:: Supplied data

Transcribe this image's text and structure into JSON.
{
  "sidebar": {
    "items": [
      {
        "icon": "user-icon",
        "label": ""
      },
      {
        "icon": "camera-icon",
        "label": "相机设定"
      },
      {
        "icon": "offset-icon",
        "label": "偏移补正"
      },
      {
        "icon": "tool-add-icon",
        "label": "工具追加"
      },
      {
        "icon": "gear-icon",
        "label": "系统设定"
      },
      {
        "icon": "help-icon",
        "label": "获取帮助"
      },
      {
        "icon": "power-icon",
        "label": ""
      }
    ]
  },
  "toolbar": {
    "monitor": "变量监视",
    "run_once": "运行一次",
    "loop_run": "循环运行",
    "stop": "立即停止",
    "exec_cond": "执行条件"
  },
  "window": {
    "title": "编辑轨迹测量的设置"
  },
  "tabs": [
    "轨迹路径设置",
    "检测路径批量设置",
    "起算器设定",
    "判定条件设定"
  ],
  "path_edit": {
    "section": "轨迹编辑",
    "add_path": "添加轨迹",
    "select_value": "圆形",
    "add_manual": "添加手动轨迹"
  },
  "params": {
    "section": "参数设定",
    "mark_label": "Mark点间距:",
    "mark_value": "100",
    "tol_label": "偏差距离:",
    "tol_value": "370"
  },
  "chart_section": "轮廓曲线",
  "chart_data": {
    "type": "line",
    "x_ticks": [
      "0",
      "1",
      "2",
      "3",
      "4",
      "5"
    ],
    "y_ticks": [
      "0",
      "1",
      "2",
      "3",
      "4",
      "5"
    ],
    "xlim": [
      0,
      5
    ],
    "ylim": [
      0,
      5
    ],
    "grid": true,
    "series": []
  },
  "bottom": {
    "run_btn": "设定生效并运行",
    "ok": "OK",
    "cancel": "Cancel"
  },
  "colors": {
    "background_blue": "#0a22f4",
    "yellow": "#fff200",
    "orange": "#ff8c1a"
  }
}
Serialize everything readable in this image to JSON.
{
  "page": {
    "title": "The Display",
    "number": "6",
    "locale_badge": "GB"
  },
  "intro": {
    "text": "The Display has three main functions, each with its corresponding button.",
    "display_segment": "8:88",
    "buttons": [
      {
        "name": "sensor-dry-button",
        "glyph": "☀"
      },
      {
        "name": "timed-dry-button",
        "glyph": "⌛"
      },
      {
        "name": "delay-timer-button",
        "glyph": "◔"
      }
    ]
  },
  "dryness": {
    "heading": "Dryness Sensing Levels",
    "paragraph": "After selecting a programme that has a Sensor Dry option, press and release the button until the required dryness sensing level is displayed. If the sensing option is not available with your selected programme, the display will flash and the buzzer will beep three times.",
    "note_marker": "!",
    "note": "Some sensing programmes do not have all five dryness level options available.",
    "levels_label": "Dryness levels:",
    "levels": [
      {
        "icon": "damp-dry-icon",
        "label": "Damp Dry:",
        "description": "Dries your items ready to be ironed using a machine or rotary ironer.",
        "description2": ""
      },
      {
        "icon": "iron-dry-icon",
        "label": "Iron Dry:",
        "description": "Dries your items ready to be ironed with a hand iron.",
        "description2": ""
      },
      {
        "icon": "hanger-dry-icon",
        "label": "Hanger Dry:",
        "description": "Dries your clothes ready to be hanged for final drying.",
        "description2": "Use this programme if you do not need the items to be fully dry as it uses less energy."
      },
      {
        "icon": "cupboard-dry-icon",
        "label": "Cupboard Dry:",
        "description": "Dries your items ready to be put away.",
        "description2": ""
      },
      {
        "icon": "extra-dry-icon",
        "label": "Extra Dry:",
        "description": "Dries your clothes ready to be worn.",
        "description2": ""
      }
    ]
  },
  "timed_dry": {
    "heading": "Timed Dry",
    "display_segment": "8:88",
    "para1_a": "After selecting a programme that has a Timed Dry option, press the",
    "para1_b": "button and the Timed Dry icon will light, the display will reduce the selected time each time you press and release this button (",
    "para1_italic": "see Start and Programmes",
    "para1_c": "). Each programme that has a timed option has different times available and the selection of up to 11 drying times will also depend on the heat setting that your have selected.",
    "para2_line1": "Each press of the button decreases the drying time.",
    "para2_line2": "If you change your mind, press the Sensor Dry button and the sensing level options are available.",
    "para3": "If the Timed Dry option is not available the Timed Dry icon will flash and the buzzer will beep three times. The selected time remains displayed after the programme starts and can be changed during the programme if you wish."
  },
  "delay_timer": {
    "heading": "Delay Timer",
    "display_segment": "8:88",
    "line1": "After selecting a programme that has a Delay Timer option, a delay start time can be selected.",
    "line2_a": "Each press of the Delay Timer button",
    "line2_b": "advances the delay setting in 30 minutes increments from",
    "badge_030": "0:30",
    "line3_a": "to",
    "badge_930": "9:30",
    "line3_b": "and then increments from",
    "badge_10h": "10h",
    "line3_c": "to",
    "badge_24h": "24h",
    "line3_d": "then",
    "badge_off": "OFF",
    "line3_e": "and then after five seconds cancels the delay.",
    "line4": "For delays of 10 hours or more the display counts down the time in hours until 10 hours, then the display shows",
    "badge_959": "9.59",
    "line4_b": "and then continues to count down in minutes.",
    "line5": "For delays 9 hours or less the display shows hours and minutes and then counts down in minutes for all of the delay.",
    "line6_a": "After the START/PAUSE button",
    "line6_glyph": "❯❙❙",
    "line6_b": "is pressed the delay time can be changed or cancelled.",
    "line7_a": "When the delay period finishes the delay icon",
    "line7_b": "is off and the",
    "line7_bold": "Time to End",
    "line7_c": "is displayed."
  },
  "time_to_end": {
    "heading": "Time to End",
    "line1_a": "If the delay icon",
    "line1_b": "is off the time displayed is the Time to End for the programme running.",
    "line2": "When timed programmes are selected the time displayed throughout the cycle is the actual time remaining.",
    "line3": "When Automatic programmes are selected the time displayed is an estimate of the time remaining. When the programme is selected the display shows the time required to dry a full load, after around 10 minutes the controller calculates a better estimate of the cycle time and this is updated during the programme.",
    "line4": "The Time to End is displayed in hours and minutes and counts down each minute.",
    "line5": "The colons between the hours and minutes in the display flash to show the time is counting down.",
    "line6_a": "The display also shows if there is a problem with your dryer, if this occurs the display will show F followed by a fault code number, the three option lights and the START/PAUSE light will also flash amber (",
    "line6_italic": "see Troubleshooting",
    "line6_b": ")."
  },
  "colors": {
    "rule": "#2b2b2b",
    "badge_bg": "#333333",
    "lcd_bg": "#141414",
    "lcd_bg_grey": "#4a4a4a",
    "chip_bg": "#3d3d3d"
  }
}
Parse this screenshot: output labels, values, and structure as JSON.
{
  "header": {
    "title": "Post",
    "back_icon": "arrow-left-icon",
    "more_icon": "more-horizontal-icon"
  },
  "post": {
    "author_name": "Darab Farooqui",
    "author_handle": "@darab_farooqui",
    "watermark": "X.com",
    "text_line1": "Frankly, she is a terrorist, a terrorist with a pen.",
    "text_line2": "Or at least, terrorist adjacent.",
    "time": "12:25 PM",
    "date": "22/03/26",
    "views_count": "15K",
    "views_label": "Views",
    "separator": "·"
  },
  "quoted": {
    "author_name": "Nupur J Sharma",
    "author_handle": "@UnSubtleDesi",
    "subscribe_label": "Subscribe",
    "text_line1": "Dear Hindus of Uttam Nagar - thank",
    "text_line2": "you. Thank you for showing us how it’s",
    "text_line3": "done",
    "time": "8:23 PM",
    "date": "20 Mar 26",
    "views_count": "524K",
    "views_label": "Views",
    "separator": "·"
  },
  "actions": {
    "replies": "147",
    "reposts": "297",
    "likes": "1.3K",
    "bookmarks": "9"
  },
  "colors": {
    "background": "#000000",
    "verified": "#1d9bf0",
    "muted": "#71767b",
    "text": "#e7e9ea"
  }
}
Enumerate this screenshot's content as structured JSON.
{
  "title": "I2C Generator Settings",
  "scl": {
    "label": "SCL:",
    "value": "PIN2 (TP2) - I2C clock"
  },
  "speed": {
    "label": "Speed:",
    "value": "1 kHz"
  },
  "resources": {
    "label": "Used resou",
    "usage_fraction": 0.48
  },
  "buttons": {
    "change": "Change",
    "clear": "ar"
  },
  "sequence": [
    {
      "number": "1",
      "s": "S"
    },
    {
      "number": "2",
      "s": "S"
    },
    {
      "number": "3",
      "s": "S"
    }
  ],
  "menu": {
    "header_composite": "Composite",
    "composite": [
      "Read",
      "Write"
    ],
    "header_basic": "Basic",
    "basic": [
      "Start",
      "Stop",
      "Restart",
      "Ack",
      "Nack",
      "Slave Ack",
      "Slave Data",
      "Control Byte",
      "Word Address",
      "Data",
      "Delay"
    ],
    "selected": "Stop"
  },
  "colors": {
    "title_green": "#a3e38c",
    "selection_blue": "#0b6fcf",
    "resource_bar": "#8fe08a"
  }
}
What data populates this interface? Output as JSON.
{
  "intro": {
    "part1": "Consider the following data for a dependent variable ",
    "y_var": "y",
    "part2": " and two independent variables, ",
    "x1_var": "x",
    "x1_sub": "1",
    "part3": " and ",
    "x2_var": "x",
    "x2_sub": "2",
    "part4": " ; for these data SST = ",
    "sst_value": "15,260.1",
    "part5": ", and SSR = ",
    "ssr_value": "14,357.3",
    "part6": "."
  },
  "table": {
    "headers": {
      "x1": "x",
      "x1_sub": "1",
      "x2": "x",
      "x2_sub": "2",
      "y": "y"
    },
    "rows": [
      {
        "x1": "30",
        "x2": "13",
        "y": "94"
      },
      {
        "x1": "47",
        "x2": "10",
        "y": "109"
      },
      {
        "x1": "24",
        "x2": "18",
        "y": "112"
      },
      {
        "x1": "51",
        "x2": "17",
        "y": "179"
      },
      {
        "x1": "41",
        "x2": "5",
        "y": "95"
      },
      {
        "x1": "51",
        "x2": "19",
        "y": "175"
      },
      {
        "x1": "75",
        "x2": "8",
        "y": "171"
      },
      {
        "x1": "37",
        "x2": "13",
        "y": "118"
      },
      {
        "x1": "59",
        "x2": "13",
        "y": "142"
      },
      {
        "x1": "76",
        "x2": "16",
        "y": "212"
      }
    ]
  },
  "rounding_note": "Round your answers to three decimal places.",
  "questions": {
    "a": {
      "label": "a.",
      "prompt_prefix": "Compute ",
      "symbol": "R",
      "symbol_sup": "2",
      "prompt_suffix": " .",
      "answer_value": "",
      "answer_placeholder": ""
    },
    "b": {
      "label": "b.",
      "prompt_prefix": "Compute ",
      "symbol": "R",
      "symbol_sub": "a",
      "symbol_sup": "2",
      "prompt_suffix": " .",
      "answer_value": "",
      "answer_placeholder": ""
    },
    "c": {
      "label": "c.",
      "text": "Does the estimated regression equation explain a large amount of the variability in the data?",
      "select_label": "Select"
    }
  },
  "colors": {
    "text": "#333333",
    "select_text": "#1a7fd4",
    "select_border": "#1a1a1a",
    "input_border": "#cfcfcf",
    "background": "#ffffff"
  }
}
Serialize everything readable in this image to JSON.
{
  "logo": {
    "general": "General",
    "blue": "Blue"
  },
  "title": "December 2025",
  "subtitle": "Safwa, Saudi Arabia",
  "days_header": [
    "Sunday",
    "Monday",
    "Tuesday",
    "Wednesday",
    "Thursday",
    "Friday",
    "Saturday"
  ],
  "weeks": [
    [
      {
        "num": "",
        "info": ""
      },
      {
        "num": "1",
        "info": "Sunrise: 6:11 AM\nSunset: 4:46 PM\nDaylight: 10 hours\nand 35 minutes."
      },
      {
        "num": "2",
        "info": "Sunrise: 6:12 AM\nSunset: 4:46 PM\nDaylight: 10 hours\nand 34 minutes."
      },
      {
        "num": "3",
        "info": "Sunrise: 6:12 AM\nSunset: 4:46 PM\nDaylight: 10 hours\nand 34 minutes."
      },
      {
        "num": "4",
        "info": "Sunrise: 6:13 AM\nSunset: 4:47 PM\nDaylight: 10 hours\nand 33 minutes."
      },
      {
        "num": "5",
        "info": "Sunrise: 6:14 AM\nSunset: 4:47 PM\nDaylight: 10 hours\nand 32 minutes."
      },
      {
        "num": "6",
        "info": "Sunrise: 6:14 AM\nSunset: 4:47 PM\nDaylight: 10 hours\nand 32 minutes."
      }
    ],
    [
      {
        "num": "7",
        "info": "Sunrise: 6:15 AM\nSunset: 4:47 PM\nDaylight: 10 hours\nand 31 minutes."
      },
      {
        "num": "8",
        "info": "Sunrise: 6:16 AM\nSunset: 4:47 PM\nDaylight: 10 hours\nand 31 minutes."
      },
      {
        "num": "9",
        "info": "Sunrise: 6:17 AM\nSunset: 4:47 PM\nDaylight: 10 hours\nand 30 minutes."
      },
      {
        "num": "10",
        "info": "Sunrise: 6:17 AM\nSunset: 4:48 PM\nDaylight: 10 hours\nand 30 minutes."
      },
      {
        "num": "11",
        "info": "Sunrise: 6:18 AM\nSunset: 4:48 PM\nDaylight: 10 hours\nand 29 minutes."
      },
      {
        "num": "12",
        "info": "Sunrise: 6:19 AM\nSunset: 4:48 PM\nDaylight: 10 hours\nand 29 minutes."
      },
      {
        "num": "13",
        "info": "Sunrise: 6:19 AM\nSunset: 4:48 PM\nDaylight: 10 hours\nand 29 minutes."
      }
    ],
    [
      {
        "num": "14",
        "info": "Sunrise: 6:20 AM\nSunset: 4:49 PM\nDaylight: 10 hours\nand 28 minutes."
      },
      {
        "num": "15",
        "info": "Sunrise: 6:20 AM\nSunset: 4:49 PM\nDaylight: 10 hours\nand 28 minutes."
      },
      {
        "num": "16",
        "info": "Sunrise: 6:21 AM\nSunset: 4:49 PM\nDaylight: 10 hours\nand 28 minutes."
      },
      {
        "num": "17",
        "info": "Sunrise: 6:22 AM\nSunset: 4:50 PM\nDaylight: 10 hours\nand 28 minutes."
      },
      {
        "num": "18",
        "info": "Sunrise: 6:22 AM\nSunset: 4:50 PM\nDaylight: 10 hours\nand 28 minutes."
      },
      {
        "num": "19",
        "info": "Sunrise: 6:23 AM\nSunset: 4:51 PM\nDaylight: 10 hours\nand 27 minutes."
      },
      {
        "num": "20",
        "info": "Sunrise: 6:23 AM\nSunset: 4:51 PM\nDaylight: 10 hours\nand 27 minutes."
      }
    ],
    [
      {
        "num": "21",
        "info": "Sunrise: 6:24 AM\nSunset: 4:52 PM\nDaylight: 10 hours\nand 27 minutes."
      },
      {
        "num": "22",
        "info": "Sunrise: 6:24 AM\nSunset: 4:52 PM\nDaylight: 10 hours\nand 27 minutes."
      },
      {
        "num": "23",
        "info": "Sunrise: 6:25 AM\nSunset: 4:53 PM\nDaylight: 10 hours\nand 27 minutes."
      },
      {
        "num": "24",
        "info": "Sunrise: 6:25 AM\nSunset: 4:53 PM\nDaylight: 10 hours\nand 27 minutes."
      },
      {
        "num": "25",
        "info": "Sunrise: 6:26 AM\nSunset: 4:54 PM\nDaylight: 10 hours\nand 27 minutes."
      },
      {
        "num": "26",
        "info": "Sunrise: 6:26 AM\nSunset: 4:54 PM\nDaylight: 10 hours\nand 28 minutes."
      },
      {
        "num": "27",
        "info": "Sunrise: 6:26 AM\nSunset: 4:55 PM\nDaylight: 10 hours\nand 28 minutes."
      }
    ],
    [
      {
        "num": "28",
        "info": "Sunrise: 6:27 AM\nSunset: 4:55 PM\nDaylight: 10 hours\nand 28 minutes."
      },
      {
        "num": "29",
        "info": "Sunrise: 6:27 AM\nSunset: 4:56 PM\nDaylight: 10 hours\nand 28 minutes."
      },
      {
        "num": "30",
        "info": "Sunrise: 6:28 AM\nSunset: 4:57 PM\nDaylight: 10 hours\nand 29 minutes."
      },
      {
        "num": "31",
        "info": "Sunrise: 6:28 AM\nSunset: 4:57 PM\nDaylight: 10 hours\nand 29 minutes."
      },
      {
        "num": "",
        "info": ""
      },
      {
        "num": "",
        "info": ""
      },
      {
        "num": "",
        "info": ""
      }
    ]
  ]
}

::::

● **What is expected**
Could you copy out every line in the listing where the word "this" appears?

● **Answer space**
Transcribe this image's text and structure into JSON.
Serialize everything readable in this image to JSON.
        "description2": "Use this programme if you do not need the items to be fully dry as it uses less energy."
    "para1_b": "button and the Timed Dry icon will light, the display will reduce the selected time each time you press and release this button (",
    "line3": "When Automatic programmes are selected the time displayed is an estimate of the time remaining. When the programme is selected the display shows the time required to dry a full load, after around 10 minutes the controller calculates a better estimate of the cycle time and this is updated during the programme.",
    "line6_a": "The display also shows if there is a problem with your dryer, if this occurs the display will show F followed by a fault code number, the three option lights and the START/PAUSE light will also flash amber (",
Parse this screenshot: output labels, values, and structure as JSON.
Enumerate this screenshot's content as structured JSON.
What data populates this interface? Output as JSON.
Serialize everything readable in this image to JSON.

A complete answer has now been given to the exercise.